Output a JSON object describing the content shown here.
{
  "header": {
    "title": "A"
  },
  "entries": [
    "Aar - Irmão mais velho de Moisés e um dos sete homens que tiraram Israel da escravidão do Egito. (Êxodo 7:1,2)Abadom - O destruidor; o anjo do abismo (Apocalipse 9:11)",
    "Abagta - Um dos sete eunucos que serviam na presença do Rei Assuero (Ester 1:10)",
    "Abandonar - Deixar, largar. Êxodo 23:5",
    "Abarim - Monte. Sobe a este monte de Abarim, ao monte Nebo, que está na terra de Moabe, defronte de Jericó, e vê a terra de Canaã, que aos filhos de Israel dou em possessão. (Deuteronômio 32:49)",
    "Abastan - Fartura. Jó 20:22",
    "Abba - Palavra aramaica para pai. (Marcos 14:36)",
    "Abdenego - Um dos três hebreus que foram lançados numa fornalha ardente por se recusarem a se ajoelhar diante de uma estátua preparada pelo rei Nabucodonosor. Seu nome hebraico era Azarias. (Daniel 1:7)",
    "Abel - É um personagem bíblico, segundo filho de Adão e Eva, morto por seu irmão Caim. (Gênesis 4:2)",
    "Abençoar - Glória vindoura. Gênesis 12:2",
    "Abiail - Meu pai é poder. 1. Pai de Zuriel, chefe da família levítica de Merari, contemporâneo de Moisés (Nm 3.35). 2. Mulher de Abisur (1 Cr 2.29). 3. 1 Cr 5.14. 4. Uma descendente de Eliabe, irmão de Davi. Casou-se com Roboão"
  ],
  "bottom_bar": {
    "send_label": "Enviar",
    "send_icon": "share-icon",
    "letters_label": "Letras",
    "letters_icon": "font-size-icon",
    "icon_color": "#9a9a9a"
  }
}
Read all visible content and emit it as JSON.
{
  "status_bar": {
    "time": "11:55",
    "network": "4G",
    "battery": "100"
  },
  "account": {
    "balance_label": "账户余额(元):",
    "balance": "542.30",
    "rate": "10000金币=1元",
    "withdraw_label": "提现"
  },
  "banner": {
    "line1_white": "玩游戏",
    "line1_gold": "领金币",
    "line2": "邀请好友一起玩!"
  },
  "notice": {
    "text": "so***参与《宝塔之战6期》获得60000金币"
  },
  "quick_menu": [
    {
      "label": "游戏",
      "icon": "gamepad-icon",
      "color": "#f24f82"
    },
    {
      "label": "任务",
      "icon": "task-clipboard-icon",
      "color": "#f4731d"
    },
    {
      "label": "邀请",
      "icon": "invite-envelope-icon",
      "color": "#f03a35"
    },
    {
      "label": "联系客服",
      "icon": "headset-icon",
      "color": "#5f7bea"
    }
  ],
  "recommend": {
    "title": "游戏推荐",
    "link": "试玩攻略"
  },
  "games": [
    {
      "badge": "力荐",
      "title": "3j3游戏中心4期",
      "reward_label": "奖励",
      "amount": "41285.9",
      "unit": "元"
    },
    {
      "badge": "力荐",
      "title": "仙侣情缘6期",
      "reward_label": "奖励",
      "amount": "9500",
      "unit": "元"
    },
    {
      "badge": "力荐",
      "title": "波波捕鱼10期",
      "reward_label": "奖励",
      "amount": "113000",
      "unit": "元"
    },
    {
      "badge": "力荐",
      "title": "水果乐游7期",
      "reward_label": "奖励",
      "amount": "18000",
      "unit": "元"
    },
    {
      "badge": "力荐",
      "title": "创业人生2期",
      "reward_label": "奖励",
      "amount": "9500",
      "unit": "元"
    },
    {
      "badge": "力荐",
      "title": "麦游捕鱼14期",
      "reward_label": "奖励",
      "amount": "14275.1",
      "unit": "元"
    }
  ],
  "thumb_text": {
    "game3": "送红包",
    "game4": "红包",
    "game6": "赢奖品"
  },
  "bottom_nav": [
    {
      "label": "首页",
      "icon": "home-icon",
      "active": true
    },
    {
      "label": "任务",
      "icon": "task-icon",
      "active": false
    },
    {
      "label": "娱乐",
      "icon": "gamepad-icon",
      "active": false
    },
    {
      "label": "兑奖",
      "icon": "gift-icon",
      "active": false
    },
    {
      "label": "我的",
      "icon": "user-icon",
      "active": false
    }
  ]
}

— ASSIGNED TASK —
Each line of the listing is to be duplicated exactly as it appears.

— WORKED SOLUTION —
Output a JSON object describing the content shown here.
{
  "header": {
    "title": "A"
  },
  "entries": [
    "Aar - Irmão mais velho de Moisés e um dos sete homens que tiraram Israel da escravidão do Egito. (Êxodo 7:1,2)Abadom - O destruidor; o anjo do abismo (Apocalipse 9:11)",
    "Abagta - Um dos sete eunucos que serviam na presença do Rei Assuero (Ester 1:10)",
    "Abandonar - Deixar, largar. Êxodo 23:5",
    "Abarim - Monte. Sobe a este monte de Abarim, ao monte Nebo, que está na terra de Moabe, defronte de Jericó, e vê a terra de Canaã, que aos filhos de Israel dou em possessão. (Deuteronômio 32:49)",
    "Abastan - Fartura. Jó 20:22",
    "Abba - Palavra aramaica para pai. (Marcos 14:36)",
    "Abdenego - Um dos três hebreus que foram lançados numa fornalha ardente por se recusarem a se ajoelhar diante de uma estátua preparada pelo rei Nabucodonosor. Seu nome hebraico era Azarias. (Daniel 1:7)",
    "Abel - É um personagem bíblico, segundo filho de Adão e Eva, morto por seu irmão Caim. (Gênesis 4:2)",
    "Abençoar - Glória vindoura. Gênesis 12:2",
    "Abiail - Meu pai é poder. 1. Pai de Zuriel, chefe da família levítica de Merari, contemporâneo de Moisés (Nm 3.35). 2. Mulher de Abisur (1 Cr 2.29). 3. 1 Cr 5.14. 4. Uma descendente de Eliabe, irmão de Davi. Casou-se com Roboão"
  ],
  "bottom_bar": {
    "send_label": "Enviar",
    "send_icon": "share-icon",
    "letters_label": "Letras",
    "letters_icon": "font-size-icon",
    "icon_color": "#9a9a9a"
  }
}
Read all visible content and emit it as JSON.
{
  "status_bar": {
    "time": "11:55",
    "network": "4G",
    "battery": "100"
  },
  "account": {
    "balance_label": "账户余额(元):",
    "balance": "542.30",
    "rate": "10000金币=1元",
    "withdraw_label": "提现"
  },
  "banner": {
    "line1_white": "玩游戏",
    "line1_gold": "领金币",
    "line2": "邀请好友一起玩!"
  },
  "notice": {
    "text": "so***参与《宝塔之战6期》获得60000金币"
  },
  "quick_menu": [
    {
      "label": "游戏",
      "icon": "gamepad-icon",
      "color": "#f24f82"
    },
    {
      "label": "任务",
      "icon": "task-clipboard-icon",
      "color": "#f4731d"
    },
    {
      "label": "邀请",
      "icon": "invite-envelope-icon",
      "color": "#f03a35"
    },
    {
      "label": "联系客服",
      "icon": "headset-icon",
      "color": "#5f7bea"
    }
  ],
  "recommend": {
    "title": "游戏推荐",
    "link": "试玩攻略"
  },
  "games": [
    {
      "badge": "力荐",
      "title": "3j3游戏中心4期",
      "reward_label": "奖励",
      "amount": "41285.9",
      "unit": "元"
    },
    {
      "badge": "力荐",
      "title": "仙侣情缘6期",
      "reward_label": "奖励",
      "amount": "9500",
      "unit": "元"
    },
    {
      "badge": "力荐",
      "title": "波波捕鱼10期",
      "reward_label": "奖励",
      "amount": "113000",
      "unit": "元"
    },
    {
      "badge": "力荐",
      "title": "水果乐游7期",
      "reward_label": "奖励",
      "amount": "18000",
      "unit": "元"
    },
    {
      "badge": "力荐",
      "title": "创业人生2期",
      "reward_label": "奖励",
      "amount": "9500",
      "unit": "元"
    },
    {
      "badge": "力荐",
      "title": "麦游捕鱼14期",
      "reward_label": "奖励",
      "amount": "14275.1",
      "unit": "元"
    }
  ],
  "thumb_text": {
    "game3": "送红包",
    "game4": "红包",
    "game6": "赢奖品"
  },
  "bottom_nav": [
    {
      "label": "首页",
      "icon": "home-icon",
      "active": true
    },
    {
      "label": "任务",
      "icon": "task-icon",
      "active": false
    },
    {
      "label": "娱乐",
      "icon": "gamepad-icon",
      "active": false
    },
    {
      "label": "兑奖",
      "icon": "gift-icon",
      "active": false
    },
    {
      "label": "我的",
      "icon": "user-icon",
      "active": false
    }
  ]
}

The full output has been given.